Captain Falcon shows us how it’s done.
Move practice would be extended to non-damaging moves as well. When moves are practiced to perfection, Stat Boosters would provide better powering up, and status moves could become more potent. Sleep Powder could cover a wider range, and imagine sharper, more dangerous stones coming from a perfected Stealth Rock. Do Something Other than Attack I’ve already elaborated in my first post that real time battles would be an excellent addition to the franchise. With that comes the realization that there is something other to do in a fight than spout of techniques. Give your trainer a set of secondary commands to issue to their Pokémon, different from techniques. Things like dodging, parrying, bracing for hits, etc could fill these commands. It could add new layers of strategy to battling, a split second decision on how your Pokémon should react to an attack could mean the difference between victory and defeat. An incoming Hyper Beam could be dodged, for example, but perhaps you know this Flamethrower aimed at your Aipom can’t be dodged, and all it can do is brace itself and minimize the damage taken.

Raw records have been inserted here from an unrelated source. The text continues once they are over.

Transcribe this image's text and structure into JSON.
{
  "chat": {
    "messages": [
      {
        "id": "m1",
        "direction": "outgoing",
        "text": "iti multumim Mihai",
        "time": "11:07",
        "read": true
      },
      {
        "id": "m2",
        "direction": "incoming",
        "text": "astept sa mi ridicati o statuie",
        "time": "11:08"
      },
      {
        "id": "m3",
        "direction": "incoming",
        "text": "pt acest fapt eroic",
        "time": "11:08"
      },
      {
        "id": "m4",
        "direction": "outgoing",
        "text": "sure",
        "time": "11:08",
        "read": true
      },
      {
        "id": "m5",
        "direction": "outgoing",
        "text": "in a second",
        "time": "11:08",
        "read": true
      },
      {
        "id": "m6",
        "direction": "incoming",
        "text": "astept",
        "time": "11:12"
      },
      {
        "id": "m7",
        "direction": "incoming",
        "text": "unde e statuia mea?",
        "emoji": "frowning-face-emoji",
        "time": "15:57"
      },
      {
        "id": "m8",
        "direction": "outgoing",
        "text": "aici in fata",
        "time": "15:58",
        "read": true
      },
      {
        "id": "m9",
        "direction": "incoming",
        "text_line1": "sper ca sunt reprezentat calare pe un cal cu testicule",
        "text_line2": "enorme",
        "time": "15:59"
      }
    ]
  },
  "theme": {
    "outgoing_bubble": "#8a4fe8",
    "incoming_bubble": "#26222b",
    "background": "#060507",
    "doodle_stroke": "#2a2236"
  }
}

Pikachu! The horn!
These decisions would affect how battles flowed. Trainers would have to choose to command their Pokémon to react to the foe’s moves, and at the same time, you must be prepared for how your foe will react to your own moves. You could anticipate your foe’s reaction to your attack, and plan accordingly. Punish a foe who dodges with attacks too wide to avoid, or parry a Mach Punch for a quick opportunity at a point blank strike. Disclaimer Time I’ve said this before but it bears repeating: I am not claiming the current system of the games is broken and needs replacing. What I’ve proposed here could exist on the consoles while the handheld games solider on as they always have. Pokémon is such a vast franchise it has room for both approaches. Maybe a 3D redo of Mystery Dungeon too, but that’s a post for another day.